If a line in the listing below includes the word "JSON", pick it out.

BEGIN

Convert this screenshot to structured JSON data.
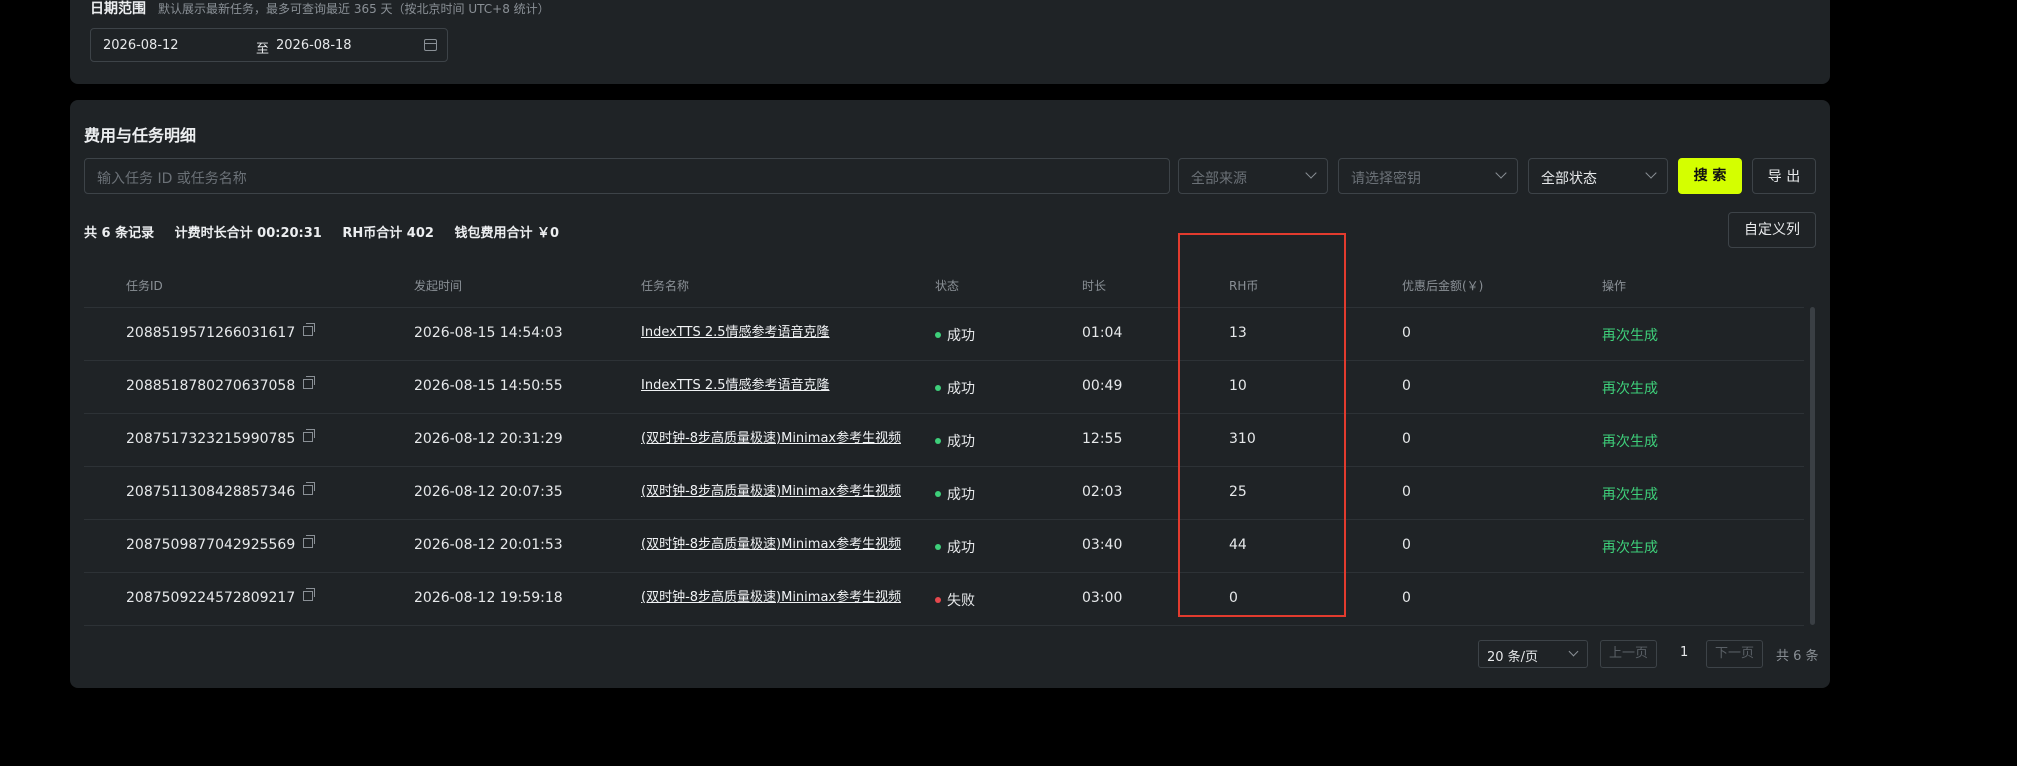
{
  "filter": {
    "title": "日期范围",
    "hint": "默认展示最新任务，最多可查询最近 365 天（按北京时间 UTC+8 统计）",
    "start_date": "2026-08-12",
    "separator": "至",
    "end_date": "2026-08-18"
  },
  "section": {
    "title": "费用与任务明细"
  },
  "toolbar": {
    "search_placeholder": "输入任务 ID 或任务名称",
    "source_select": "全部来源",
    "key_select": "请选择密钥",
    "status_select": "全部状态",
    "search_label": "搜 索",
    "export_label": "导 出"
  },
  "summary": {
    "records": "共 6 条记录",
    "duration": "计费时长合计 00:20:31",
    "rh_total": "RH币合计 402",
    "wallet": "钱包费用合计 ￥0"
  },
  "custom_columns_label": "自定义列",
  "table": {
    "columns": [
      "任务ID",
      "发起时间",
      "任务名称",
      "状态",
      "时长",
      "RH币",
      "优惠后金额(￥)",
      "操作"
    ],
    "rows": [
      {
        "id": "2088519571266031617",
        "time": "2026-08-15 14:54:03",
        "name": "IndexTTS 2.5情感参考语音克隆",
        "status": "成功",
        "status_color": "#3ecf7a",
        "duration": "01:04",
        "rh": "13",
        "amount": "0",
        "action": "再次生成"
      },
      {
        "id": "2088518780270637058",
        "time": "2026-08-15 14:50:55",
        "name": "IndexTTS 2.5情感参考语音克隆",
        "status": "成功",
        "status_color": "#3ecf7a",
        "duration": "00:49",
        "rh": "10",
        "amount": "0",
        "action": "再次生成"
      },
      {
        "id": "2087517323215990785",
        "time": "2026-08-12 20:31:29",
        "name": "(双时钟-8步高质量极速)Minimax参考生视频",
        "status": "成功",
        "status_color": "#3ecf7a",
        "duration": "12:55",
        "rh": "310",
        "amount": "0",
        "action": "再次生成"
      },
      {
        "id": "2087511308428857346",
        "time": "2026-08-12 20:07:35",
        "name": "(双时钟-8步高质量极速)Minimax参考生视频",
        "status": "成功",
        "status_color": "#3ecf7a",
        "duration": "02:03",
        "rh": "25",
        "amount": "0",
        "action": "再次生成"
      },
      {
        "id": "2087509877042925569",
        "time": "2026-08-12 20:01:53",
        "name": "(双时钟-8步高质量极速)Minimax参考生视频",
        "status": "成功",
        "status_color": "#3ecf7a",
        "duration": "03:40",
        "rh": "44",
        "amount": "0",
        "action": "再次生成"
      },
      {
        "id": "2087509224572809217",
        "time": "2026-08-12 19:59:18",
        "name": "(双时钟-8步高质量极速)Minimax参考生视频",
        "status": "失败",
        "status_color": "#e5484d",
        "duration": "03:00",
        "rh": "0",
        "amount": "0",
        "action": ""
      }
    ]
  },
  "pagination": {
    "page_size": "20 条/页",
    "prev": "上一页",
    "current": "1",
    "next": "下一页",
    "total": "共 6 条"
  },
  "colors": {
    "accent": "#d4ff00",
    "success": "#3ecf7a",
    "fail": "#e5484d",
    "highlight": "#e23b2e"
  }
}
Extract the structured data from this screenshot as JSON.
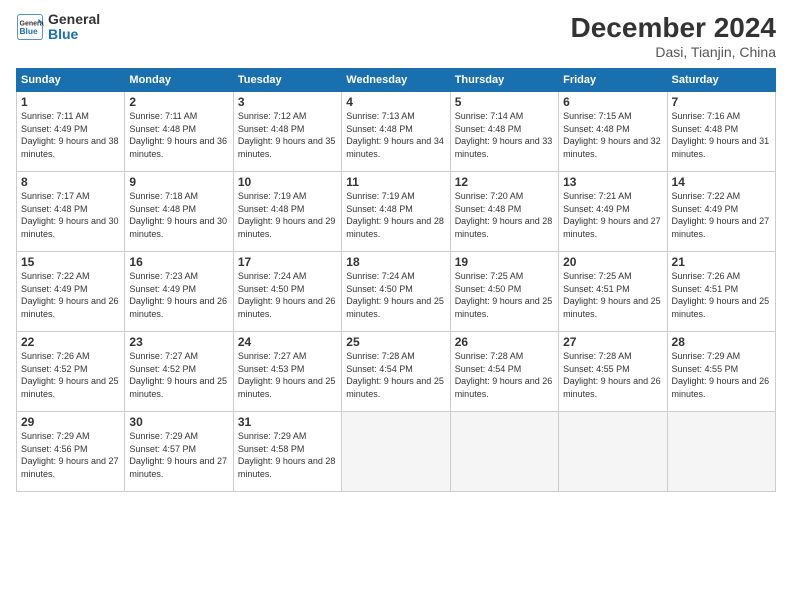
{
  "logo": {
    "line1": "General",
    "line2": "Blue"
  },
  "title": "December 2024",
  "location": "Dasi, Tianjin, China",
  "days_of_week": [
    "Sunday",
    "Monday",
    "Tuesday",
    "Wednesday",
    "Thursday",
    "Friday",
    "Saturday"
  ],
  "weeks": [
    [
      {
        "day": "1",
        "sunrise": "7:11 AM",
        "sunset": "4:49 PM",
        "daylight": "9 hours and 38 minutes."
      },
      {
        "day": "2",
        "sunrise": "7:11 AM",
        "sunset": "4:48 PM",
        "daylight": "9 hours and 36 minutes."
      },
      {
        "day": "3",
        "sunrise": "7:12 AM",
        "sunset": "4:48 PM",
        "daylight": "9 hours and 35 minutes."
      },
      {
        "day": "4",
        "sunrise": "7:13 AM",
        "sunset": "4:48 PM",
        "daylight": "9 hours and 34 minutes."
      },
      {
        "day": "5",
        "sunrise": "7:14 AM",
        "sunset": "4:48 PM",
        "daylight": "9 hours and 33 minutes."
      },
      {
        "day": "6",
        "sunrise": "7:15 AM",
        "sunset": "4:48 PM",
        "daylight": "9 hours and 32 minutes."
      },
      {
        "day": "7",
        "sunrise": "7:16 AM",
        "sunset": "4:48 PM",
        "daylight": "9 hours and 31 minutes."
      }
    ],
    [
      {
        "day": "8",
        "sunrise": "7:17 AM",
        "sunset": "4:48 PM",
        "daylight": "9 hours and 30 minutes."
      },
      {
        "day": "9",
        "sunrise": "7:18 AM",
        "sunset": "4:48 PM",
        "daylight": "9 hours and 30 minutes."
      },
      {
        "day": "10",
        "sunrise": "7:19 AM",
        "sunset": "4:48 PM",
        "daylight": "9 hours and 29 minutes."
      },
      {
        "day": "11",
        "sunrise": "7:19 AM",
        "sunset": "4:48 PM",
        "daylight": "9 hours and 28 minutes."
      },
      {
        "day": "12",
        "sunrise": "7:20 AM",
        "sunset": "4:48 PM",
        "daylight": "9 hours and 28 minutes."
      },
      {
        "day": "13",
        "sunrise": "7:21 AM",
        "sunset": "4:49 PM",
        "daylight": "9 hours and 27 minutes."
      },
      {
        "day": "14",
        "sunrise": "7:22 AM",
        "sunset": "4:49 PM",
        "daylight": "9 hours and 27 minutes."
      }
    ],
    [
      {
        "day": "15",
        "sunrise": "7:22 AM",
        "sunset": "4:49 PM",
        "daylight": "9 hours and 26 minutes."
      },
      {
        "day": "16",
        "sunrise": "7:23 AM",
        "sunset": "4:49 PM",
        "daylight": "9 hours and 26 minutes."
      },
      {
        "day": "17",
        "sunrise": "7:24 AM",
        "sunset": "4:50 PM",
        "daylight": "9 hours and 26 minutes."
      },
      {
        "day": "18",
        "sunrise": "7:24 AM",
        "sunset": "4:50 PM",
        "daylight": "9 hours and 25 minutes."
      },
      {
        "day": "19",
        "sunrise": "7:25 AM",
        "sunset": "4:50 PM",
        "daylight": "9 hours and 25 minutes."
      },
      {
        "day": "20",
        "sunrise": "7:25 AM",
        "sunset": "4:51 PM",
        "daylight": "9 hours and 25 minutes."
      },
      {
        "day": "21",
        "sunrise": "7:26 AM",
        "sunset": "4:51 PM",
        "daylight": "9 hours and 25 minutes."
      }
    ],
    [
      {
        "day": "22",
        "sunrise": "7:26 AM",
        "sunset": "4:52 PM",
        "daylight": "9 hours and 25 minutes."
      },
      {
        "day": "23",
        "sunrise": "7:27 AM",
        "sunset": "4:52 PM",
        "daylight": "9 hours and 25 minutes."
      },
      {
        "day": "24",
        "sunrise": "7:27 AM",
        "sunset": "4:53 PM",
        "daylight": "9 hours and 25 minutes."
      },
      {
        "day": "25",
        "sunrise": "7:28 AM",
        "sunset": "4:54 PM",
        "daylight": "9 hours and 25 minutes."
      },
      {
        "day": "26",
        "sunrise": "7:28 AM",
        "sunset": "4:54 PM",
        "daylight": "9 hours and 26 minutes."
      },
      {
        "day": "27",
        "sunrise": "7:28 AM",
        "sunset": "4:55 PM",
        "daylight": "9 hours and 26 minutes."
      },
      {
        "day": "28",
        "sunrise": "7:29 AM",
        "sunset": "4:55 PM",
        "daylight": "9 hours and 26 minutes."
      }
    ],
    [
      {
        "day": "29",
        "sunrise": "7:29 AM",
        "sunset": "4:56 PM",
        "daylight": "9 hours and 27 minutes."
      },
      {
        "day": "30",
        "sunrise": "7:29 AM",
        "sunset": "4:57 PM",
        "daylight": "9 hours and 27 minutes."
      },
      {
        "day": "31",
        "sunrise": "7:29 AM",
        "sunset": "4:58 PM",
        "daylight": "9 hours and 28 minutes."
      },
      null,
      null,
      null,
      null
    ]
  ]
}
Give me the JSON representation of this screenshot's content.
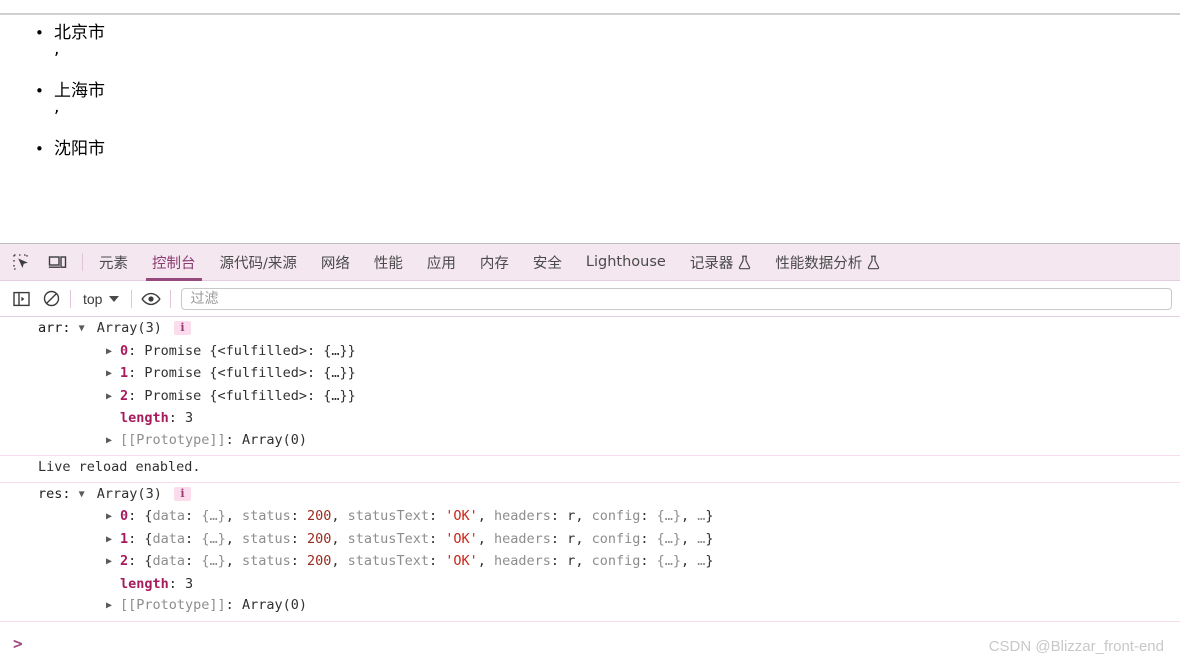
{
  "page": {
    "cities": [
      {
        "name": "北京市",
        "separator": ","
      },
      {
        "name": "上海市",
        "separator": ","
      },
      {
        "name": "沈阳市",
        "separator": ""
      }
    ]
  },
  "devtools": {
    "tabs": [
      {
        "label": "元素",
        "active": false,
        "flask": false
      },
      {
        "label": "控制台",
        "active": true,
        "flask": false
      },
      {
        "label": "源代码/来源",
        "active": false,
        "flask": false
      },
      {
        "label": "网络",
        "active": false,
        "flask": false
      },
      {
        "label": "性能",
        "active": false,
        "flask": false
      },
      {
        "label": "应用",
        "active": false,
        "flask": false
      },
      {
        "label": "内存",
        "active": false,
        "flask": false
      },
      {
        "label": "安全",
        "active": false,
        "flask": false
      },
      {
        "label": "Lighthouse",
        "active": false,
        "flask": false
      },
      {
        "label": "记录器",
        "active": false,
        "flask": true
      },
      {
        "label": "性能数据分析",
        "active": false,
        "flask": true
      }
    ],
    "icons": {
      "inspect": "inspect-element-icon",
      "device": "device-toolbar-icon",
      "sidebar": "console-sidebar-icon",
      "clear": "clear-console-icon",
      "eye": "live-expression-icon"
    },
    "toolbar": {
      "context_value": "top",
      "filter_placeholder": "过滤",
      "filter_value": ""
    },
    "console": {
      "messages": [
        {
          "label": "arr:",
          "summary": "Array(3)",
          "badge": "i",
          "entries": [
            {
              "index": "0",
              "text": "Promise {<fulfilled>: {…}}"
            },
            {
              "index": "1",
              "text": "Promise {<fulfilled>: {…}}"
            },
            {
              "index": "2",
              "text": "Promise {<fulfilled>: {…}}"
            }
          ],
          "length_key": "length",
          "length_value": "3",
          "prototype": "[[Prototype]]",
          "prototype_value": "Array(0)"
        },
        {
          "text": "Live reload enabled."
        },
        {
          "label": "res:",
          "summary": "Array(3)",
          "badge": "i",
          "entries": [
            {
              "index": "0",
              "data_key": "data",
              "data_value": "{…}",
              "status_key": "status",
              "status_value": "200",
              "statustext_key": "statusText",
              "statustext_value": "'OK'",
              "headers_key": "headers",
              "headers_value": "r",
              "config_key": "config",
              "config_value": "{…}",
              "rest": "…"
            },
            {
              "index": "1",
              "data_key": "data",
              "data_value": "{…}",
              "status_key": "status",
              "status_value": "200",
              "statustext_key": "statusText",
              "statustext_value": "'OK'",
              "headers_key": "headers",
              "headers_value": "r",
              "config_key": "config",
              "config_value": "{…}",
              "rest": "…"
            },
            {
              "index": "2",
              "data_key": "data",
              "data_value": "{…}",
              "status_key": "status",
              "status_value": "200",
              "statustext_key": "statusText",
              "statustext_value": "'OK'",
              "headers_key": "headers",
              "headers_value": "r",
              "config_key": "config",
              "config_value": "{…}",
              "rest": "…"
            }
          ],
          "length_key": "length",
          "length_value": "3",
          "prototype": "[[Prototype]]",
          "prototype_value": "Array(0)"
        }
      ],
      "prompt_caret": ">"
    }
  },
  "watermark": "CSDN @Blizzar_front-end",
  "colors": {
    "tabbar_bg": "#f4e7f0",
    "active_tab": "#96497e",
    "index": "#a61b5c",
    "string": "#cc2418",
    "number": "#9c2b1e",
    "key": "#8d8d8d",
    "separator": "#f6dcec"
  }
}
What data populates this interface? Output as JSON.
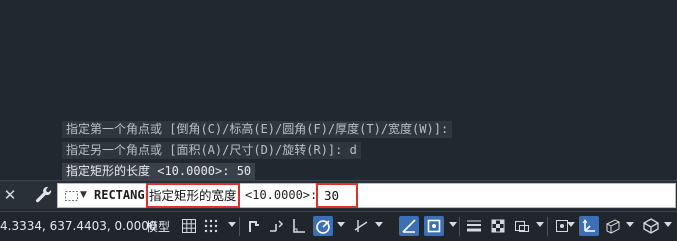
{
  "history": [
    "指定第一个角点或 [倒角(C)/标高(E)/圆角(F)/厚度(T)/宽度(W)]:",
    "指定另一个角点或 [面积(A)/尺寸(D)/旋转(R)]: d",
    "指定矩形的长度 <10.0000>: 50"
  ],
  "command_line": {
    "close_glyph": "✕",
    "command_name": "RECTANG",
    "prompt": "指定矩形的宽度",
    "default_value": "<10.0000>: ",
    "input_value": "30"
  },
  "status_bar": {
    "coordinates": "4.3334, 637.4403, 0.0000",
    "model_tab": "模型"
  },
  "colors": {
    "background": "#212830",
    "highlight_border": "#e0302c",
    "active_toggle": "#3c6fb3"
  },
  "icons": [
    "close-icon",
    "wrench-icon",
    "rectangle-icon",
    "grid-icon",
    "snap-icon",
    "ortho-icon",
    "polar-icon",
    "isodraft-icon",
    "osnap-icon",
    "lineweight-icon",
    "transparency-icon",
    "selection-cycling-icon",
    "annotation-icon",
    "workspace-icon"
  ]
}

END

### Reply to the task
Convert this screenshot to structured JSON data.
Extract the structured data from this screenshot as JSON.
Give me the JSON representation of this screenshot's content.
What data populates this interface? Output as JSON.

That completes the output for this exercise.